    Just to be clear, you'd only have about a 5 MPG difference at most between a gas and a diesel on average (given the fuel prices for each we currently have around here). Factoring in the difference in cost between gas and diesel fuel, that amounts to about about 10 cents more per mile to drive the gasser. I think this is fairly negligible given the additional acquisition costs of a diesel and more expensive maintenance, and even if those were equal, we're talking about 10 cents per mile, heck, gas prices fluctuate more than that over the winter, so you're business model should easily be able to absorb small fluctuations in cost like that.
     
  13. linckeil

    linckeil PlowSite.com Addict
    from CT
    Messages: 1,265

    big block or small block will not make a big difference in fuel mileage. my f350 with 351 gets about 11mpg, while a similarily equippped truck with a 460 will get 9 mpg or so. only difference is the big block does the same work with less effort.

    if you have a 6k to spend you can find a nice OBS (pre '98) f350 dump with the bullet proof 7.3 powerstroke. for 6k you can find one with 4wd and already equipped with a plow. thats what i'd be looking for if i were you.
     
  14. PTTP08

    PTTP08 Senior Member
    from mn
    Messages: 183

    Thats what I really want is a 7.3 but every one I find is rotted out bad. Rockers and doors are gone. I looked at one and I was doing the flinstone thing the floor pans are rusted out. But I dont think I would mind a big block either. It would be nice to have some extra ponies under the hood.
     
  15. lawnboy2121

    lawnboy2121 Senior Member
    Messages: 467

    Don't have to plug a gasser in in the cold
     
  16. BUFF

    BUFF PlowSite Fanatic
    from FR NoCo
    Messages: 7,225

    My 97 F-350 4X4 SRW, 5spd stick, 460 gets 11.5-12mpg empty if I keep my foot out of it.
    Loaded up for plowing I'm getting 8-9mpg depending on moisture content and amount.
    I'm a strong believe in going big, the motor doesn't get worked near as much which equals longer life. Also I live at close to 6000ft and a SB really works hard. I have a Blazer with a SB in it and it needs more get up and go.
     
  17. Flawless440

    Flawless440 PlowSite.com Addict
    Messages: 1,543

    Look for a used brickmen truck...
    A lot of truck for the money..
     
  18. PTTP08

    PTTP08 Senior Member
    from mn
    Messages: 183

    brinkman trucks

    how would I get a brinkman truck??? Do they have an auction of some sort??
     
  19. BUFF

    BUFF PlowSite Fanatic
    from FR NoCo
    Messages: 7,225

    I'd go to their web page and email them.
     
  20. BigLou80

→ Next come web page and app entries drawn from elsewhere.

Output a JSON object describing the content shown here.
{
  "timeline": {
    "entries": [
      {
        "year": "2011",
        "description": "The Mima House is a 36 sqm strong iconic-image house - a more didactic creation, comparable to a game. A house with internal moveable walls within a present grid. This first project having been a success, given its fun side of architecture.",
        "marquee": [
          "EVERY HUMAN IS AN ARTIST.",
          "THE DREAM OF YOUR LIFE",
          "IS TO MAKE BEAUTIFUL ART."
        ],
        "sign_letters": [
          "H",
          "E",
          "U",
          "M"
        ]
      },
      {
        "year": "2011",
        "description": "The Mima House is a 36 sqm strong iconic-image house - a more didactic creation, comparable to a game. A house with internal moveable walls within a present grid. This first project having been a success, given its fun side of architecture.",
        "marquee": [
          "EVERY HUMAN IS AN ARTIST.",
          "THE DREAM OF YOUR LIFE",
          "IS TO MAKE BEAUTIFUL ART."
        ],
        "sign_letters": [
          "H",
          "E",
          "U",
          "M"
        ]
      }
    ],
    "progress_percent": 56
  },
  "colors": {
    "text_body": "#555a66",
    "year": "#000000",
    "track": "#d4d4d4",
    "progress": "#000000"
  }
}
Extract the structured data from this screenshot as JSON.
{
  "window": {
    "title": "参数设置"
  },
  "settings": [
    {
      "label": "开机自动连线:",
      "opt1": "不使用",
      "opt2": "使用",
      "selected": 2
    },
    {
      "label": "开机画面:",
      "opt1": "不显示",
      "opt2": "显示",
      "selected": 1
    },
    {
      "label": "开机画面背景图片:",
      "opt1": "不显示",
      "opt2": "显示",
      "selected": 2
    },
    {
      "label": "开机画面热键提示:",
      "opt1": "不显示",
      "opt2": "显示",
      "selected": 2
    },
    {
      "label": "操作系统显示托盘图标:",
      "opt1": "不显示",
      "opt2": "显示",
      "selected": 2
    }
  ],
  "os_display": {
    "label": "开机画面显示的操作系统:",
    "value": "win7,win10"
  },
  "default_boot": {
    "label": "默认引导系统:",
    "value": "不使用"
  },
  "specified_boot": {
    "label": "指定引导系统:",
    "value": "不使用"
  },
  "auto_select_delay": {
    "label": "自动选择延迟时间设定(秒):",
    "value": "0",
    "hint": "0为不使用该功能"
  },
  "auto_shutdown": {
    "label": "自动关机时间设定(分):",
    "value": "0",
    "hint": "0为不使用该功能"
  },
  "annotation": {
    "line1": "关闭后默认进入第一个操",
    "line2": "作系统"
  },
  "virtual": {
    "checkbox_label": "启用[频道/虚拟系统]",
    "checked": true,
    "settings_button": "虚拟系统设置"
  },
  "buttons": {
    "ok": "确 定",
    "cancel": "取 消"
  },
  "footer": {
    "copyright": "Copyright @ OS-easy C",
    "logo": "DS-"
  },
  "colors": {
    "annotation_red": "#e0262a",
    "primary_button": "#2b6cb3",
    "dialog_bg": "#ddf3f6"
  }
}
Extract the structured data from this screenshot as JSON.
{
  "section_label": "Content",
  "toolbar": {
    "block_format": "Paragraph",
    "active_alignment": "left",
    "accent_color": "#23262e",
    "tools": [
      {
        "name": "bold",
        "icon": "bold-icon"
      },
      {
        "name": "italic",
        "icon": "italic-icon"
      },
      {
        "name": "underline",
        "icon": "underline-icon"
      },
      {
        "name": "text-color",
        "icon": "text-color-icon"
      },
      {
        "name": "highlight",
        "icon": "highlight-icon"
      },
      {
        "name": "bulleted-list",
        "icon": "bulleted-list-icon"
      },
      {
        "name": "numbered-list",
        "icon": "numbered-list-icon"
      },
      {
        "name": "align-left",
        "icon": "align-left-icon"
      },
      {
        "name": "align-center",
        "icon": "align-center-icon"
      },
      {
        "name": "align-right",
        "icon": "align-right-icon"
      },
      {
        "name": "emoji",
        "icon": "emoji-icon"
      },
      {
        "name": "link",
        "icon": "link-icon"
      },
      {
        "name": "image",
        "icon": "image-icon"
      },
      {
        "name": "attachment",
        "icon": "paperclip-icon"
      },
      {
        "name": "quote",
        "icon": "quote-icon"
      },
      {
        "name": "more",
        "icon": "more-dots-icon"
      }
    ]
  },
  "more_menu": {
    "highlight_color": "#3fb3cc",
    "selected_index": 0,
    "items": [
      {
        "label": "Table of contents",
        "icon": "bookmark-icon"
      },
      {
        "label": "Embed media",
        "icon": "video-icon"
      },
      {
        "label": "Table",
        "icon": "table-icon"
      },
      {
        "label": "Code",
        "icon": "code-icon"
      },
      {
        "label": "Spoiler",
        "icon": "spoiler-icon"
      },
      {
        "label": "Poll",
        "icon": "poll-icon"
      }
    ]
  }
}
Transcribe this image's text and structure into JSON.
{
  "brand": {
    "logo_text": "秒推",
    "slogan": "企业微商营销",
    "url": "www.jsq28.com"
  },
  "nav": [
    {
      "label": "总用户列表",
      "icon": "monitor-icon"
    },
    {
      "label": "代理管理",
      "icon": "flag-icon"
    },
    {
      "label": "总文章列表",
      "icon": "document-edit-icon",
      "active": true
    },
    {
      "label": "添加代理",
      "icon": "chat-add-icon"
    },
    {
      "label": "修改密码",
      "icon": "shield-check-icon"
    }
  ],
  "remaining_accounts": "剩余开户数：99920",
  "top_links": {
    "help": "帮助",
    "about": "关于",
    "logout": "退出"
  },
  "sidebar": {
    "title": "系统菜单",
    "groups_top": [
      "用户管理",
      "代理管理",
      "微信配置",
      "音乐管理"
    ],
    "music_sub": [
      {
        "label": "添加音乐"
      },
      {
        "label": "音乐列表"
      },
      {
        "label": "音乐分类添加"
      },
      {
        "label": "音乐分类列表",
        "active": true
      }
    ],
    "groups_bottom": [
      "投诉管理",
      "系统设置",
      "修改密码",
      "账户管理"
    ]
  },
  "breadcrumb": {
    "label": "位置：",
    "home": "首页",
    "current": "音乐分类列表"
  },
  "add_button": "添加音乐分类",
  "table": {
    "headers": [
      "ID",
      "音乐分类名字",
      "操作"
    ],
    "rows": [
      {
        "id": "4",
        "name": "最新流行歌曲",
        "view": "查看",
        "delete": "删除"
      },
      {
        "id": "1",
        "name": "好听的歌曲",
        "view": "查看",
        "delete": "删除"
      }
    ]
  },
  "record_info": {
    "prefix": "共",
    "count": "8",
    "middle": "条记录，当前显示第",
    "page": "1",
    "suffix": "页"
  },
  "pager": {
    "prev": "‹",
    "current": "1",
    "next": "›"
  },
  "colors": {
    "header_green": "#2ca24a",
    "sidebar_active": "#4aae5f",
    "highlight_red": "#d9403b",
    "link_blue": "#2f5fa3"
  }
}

    BigLou80 Senior Member
    Messages: 558

    Any engine will be fine for what you want to do. There is no need for a sloppy big block when a 5.7 or an even better 6.0 will do the trick. There are a lot of 6.0 powered GM's on the market in your price range. If your willing to travel I bet you can pick up a 2wd from a non rust state.

    I have had my 6 liter powered 2500HD for 10 years now, towing hauling plowing ETC. It has done everything I have asked it to do, and it's less then once a year I wish it was a diesel or a 8.1 from a power perspective. The diesels are nice, but if you don't need the power why put up with the extra cost's of 12 quart oil changes and triple cost repairs. The only engine work I have done to my 6.0 in 230K miles are oil changes, spark plugs, wires and 2 water pumps.

    From a payload capacity you are going to run out of available carrying tonnage long before you run out of engine power. the big blocks and diesels really shine through when towing 10-16K lbs trailers.